We owe it to the people of Syria to pause for a moment, on this Christmas Day, and to bow our heads in shame for what we, the nations of the civilized world, have not done to protect them.
In this regard, the burden Barack Obama will bear in history not only for his inaction, but also for blocking the actions of others, is enormous.
Since 2011, he has taught the American people that the commission of war crimes and crimes against humanity is no longer a matter of grave concern.
He has taught the American people not to act to stop the horrors of Syria, but instead to look the other way.
He has eased any discomfort they might have felt by using the military to make the political argument that using force to halt the atrocities in Syria would be hard.
He has spoken many words about Syria, and offered many explanations of this or that turn in U.S. policy.
In thinking about Obama and what historians will have to say about his policy of inaction toard Syria, however, readers might usefully bear in mind what Theodore Roosevelt had to say when he accepted the 1907 Nobel Peace Prize, about words and deeds:
We must ever bear in mind that the great end in view is righteousness, justice as between man and man, nation and nation, the chance to lead our lives on a somewhat higher level, with a broader spirit of brotherly goodwill one for another. Peace is generally good in itself, but it is never the highest good unless it comes as the handmaid of righteousness; and it becomes a very evil thing if it serves merely as a mask for cowardice and sloth, or as an instrument to further the ends of despotism or anarchy. We despise and abhor the bully, the brawler, the oppressor, whether in private or public life, but we despise no less the coward and the voluptuary. No man is worth calling a man who will not fight rather than submit to infamy or see those that are dear to him suffer wrong. No nation deserves to exist if it permits itself to lose the stern and virile virtues; and this without regard to whether the loss is due to the growth of a heartless and all-absorbing commercialism, to prolonged indulgence in luxury and soft, effortless ease, or to the deification of a warped and twisted sentimentality.
Moreover, and above all, let us remember that words count only when they give expression to deeds, or are to be translated into them (emphasis added). The leaders of the Red Terror2 prattled of peace while they steeped their hands in the blood of the innocent; and many a tyrant has called it peace when he has scourged honest protest into silence. Our words must be judged by our deeds; and in striving for a lofty ideal we must use practical methods; and if we cannot attain all at one leap, we must advance towards it step by step, reasonably content so long as we do actually make some progress in the right direction.

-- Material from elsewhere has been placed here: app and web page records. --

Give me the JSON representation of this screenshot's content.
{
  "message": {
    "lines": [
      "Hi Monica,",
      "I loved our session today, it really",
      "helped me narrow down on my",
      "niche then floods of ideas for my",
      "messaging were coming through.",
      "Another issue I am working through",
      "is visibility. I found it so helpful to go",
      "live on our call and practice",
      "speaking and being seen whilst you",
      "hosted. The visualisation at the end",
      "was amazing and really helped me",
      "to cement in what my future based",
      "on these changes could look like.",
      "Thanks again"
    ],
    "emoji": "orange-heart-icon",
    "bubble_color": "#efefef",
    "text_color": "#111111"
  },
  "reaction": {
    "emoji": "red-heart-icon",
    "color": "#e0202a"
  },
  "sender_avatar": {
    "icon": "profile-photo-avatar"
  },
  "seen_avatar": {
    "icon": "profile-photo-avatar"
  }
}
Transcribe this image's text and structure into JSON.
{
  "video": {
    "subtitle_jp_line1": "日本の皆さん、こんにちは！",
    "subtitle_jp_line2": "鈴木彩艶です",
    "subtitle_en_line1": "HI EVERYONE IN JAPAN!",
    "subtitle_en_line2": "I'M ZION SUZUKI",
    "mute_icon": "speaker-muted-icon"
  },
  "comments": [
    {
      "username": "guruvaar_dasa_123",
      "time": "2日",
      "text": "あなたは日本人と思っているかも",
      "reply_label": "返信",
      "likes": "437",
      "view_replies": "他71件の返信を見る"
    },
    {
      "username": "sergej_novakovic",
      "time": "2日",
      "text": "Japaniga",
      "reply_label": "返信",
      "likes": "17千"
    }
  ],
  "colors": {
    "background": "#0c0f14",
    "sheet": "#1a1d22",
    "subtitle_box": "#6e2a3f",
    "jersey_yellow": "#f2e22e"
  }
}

[Footnote] 2. The “Terror” is a term characterizing the conduct of power in revolutionary France by the second committee of Public Safety (September, 1793-July, 1794), sometimes identified as the “Red Terror” to distinguish it from the short-lived “White Terror”, which was an effort by the Royalists in 1795 to destroy the Revolution.
–Theodore Roosevelt, 1907 Nobel Prize Acceptance Speech, delivered May 5, 1910.
Whenever President Obama speaks of Syria, let us remember these words from Teddy Roosevelt.
Let us also, on this Christmas Day, at least not forget to think of the people of Syria, and to say a prayer that some leader or leaders in the world will find the courage not to talk of peace, but to act with force to halt the Syrian government’s ongoing commission of war crimes and crimes against humanity on a massive scale.
See also the following articles by The Trenchant Observer:
“Syria: As Christmas approaches, the assault on civilization continues,” December 22, 2013.
“60,000 killed in Syria—REPRISE II: The Olympic Games, and the Battle for Aleppo, Begin—Obama’s Debacle in Syria — Update #91 (January 2, 2013),” January 2, 2013.
“The Leopard and the Impala: Putin astutely plays Obama for a chump,” September 12, 2013.
“Moral cowardice in Europe and elsewhere: Bad-faith arguments on Syria by Germany and other countries lacking the courage to act,” September 6, 2013.
“Hommage à Homs: Jacques Prévert, “Barbara” (with English translation); Paul Verlaine, “Ariette III”,” February 25, 2012.
“REPRISE: A prayer for the children of Syria,” December 25, 2013.
The Trenchant Observer